This dual allegiance issue has had a long pedigree and owes its origin to the previous Local Government Council System in which departments were only deconcentrated at the Council level. The other reason is that the departments still receive their Financial Encumbrances (FE) for their operations from their line ministry. Although it has long been recognized that the solution to the dual loyalty is in the composite budget system, not so much has been done to get the composite budget working.

Sub District Structures


Legislative Instrument 1589 of I994 established the Town /Area Councils. The sub-district structures of the assembly system were officially operational only in 1998. These sub-district structures are supposed to be rallying points of local enthusiasm in support of the development objective of the District Assembly. Unit Committees are the base structures of the decentralisation system with the responsibility of mobilising community members for local development 

There are two (2) Town and eleven (11) Area Councils in the district. In each of these Councils, are a number of Unit Committees. The sub-district structures have not been functional since their inauguration in 1998. Structural as well as operational issues have hampered their functionality. One serious issue that is yet to be resolved operationally is the role of these Councils in the revenue generation system and the proportion of revenue generated that should be retained at the council level. Out of the 13 councils, only 9 have had their offices constructed. There were efforts in 1999 to recruit staff to get the system operational but this has not come to fruition. Support from central government has not materialised to get the system functional. The present plan would seek to strengthen the sub district structures in the next two years.

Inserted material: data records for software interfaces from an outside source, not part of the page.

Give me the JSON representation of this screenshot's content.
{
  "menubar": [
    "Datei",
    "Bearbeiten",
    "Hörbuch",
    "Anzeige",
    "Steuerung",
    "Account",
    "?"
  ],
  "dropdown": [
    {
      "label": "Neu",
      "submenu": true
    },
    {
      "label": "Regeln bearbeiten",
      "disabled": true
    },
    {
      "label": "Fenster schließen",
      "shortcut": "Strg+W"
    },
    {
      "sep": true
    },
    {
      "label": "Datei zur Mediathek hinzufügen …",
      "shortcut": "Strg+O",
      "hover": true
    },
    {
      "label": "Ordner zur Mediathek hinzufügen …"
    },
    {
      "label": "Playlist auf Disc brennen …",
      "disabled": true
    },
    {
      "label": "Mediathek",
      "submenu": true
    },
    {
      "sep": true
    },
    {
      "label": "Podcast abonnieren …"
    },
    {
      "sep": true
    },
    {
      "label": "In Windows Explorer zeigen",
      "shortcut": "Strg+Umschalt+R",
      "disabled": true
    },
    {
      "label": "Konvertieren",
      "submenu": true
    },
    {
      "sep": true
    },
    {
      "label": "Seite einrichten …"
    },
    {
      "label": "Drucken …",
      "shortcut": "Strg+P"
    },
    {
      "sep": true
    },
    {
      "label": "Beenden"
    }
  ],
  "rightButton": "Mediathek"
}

Other institutions


There are other para-statal and non-decentralized departments in the district that contribute to the development of the district. These are:

  • Commission on Human Rights and Administrative Justice (CHRAJ) National Commission on Civic Education (NCCE)
  • Non formal Education Division (NFED).

The NCCE is responsible for not only inculcating in the people a sense of civic responsibility, but also a sense of human rights. The CHRAJ is to ensure that human rights abuses are prevented, resolved or punished. To reduce the literacy levels of especially the adults in the district, the NFED has been established and operating in the district for the past ten years. Impact studies of the NFED have not been done to assess the extent of successes of the project. The NFED is currently undergoing institutional review at the national level to redirect its strategy

Participation of Women in Development Process


Gender issues are crucial for development. Gender refers to the culturally constructed roles, responsibilities and expectations of both men and women. By virtue of the role of the woman in the district, she is so overburdened that her contribution to the household and societal development is not recognised. The concern now is how can we get the men folk to assist women in their traditional roles? How can the burden of women be lessen so that they can participate meaningfully in the development process?

Indeed, the participation of women in the development process has now become a genuine issue. Studies have showed that the impact of women’s involvement in the process of development is not only beneficial to women alone, but to the household and the society at large. 

Because gender is well adopted when it is mainstreamed into sectors, the Assembly has been working under different projects to mainstream and include women in the planning and implementation of projects. One sector that has achieved this well is the water and sanitation sub-sector. The Assembly will continue to ensure that women actively take part in the decision-making processes, especially at the Town and Area Council levels and at the community levels

Key Development issues affecting good governance in the district

  1. Lack of skills of staff
  2. Lack of an effective Monitoring  & Evaluation System
  3. Poor Local Government. Infrastructure
  4. High illiteracy rate among Assembly persons
  5. Poor capacity of Assembly persons
  6. Non-functional Town Area councils.
  7. Poor collaboration among development actors
  8. Low participation of women in Local Government
 

Date Created : 11/18/2017 4:56:22 AM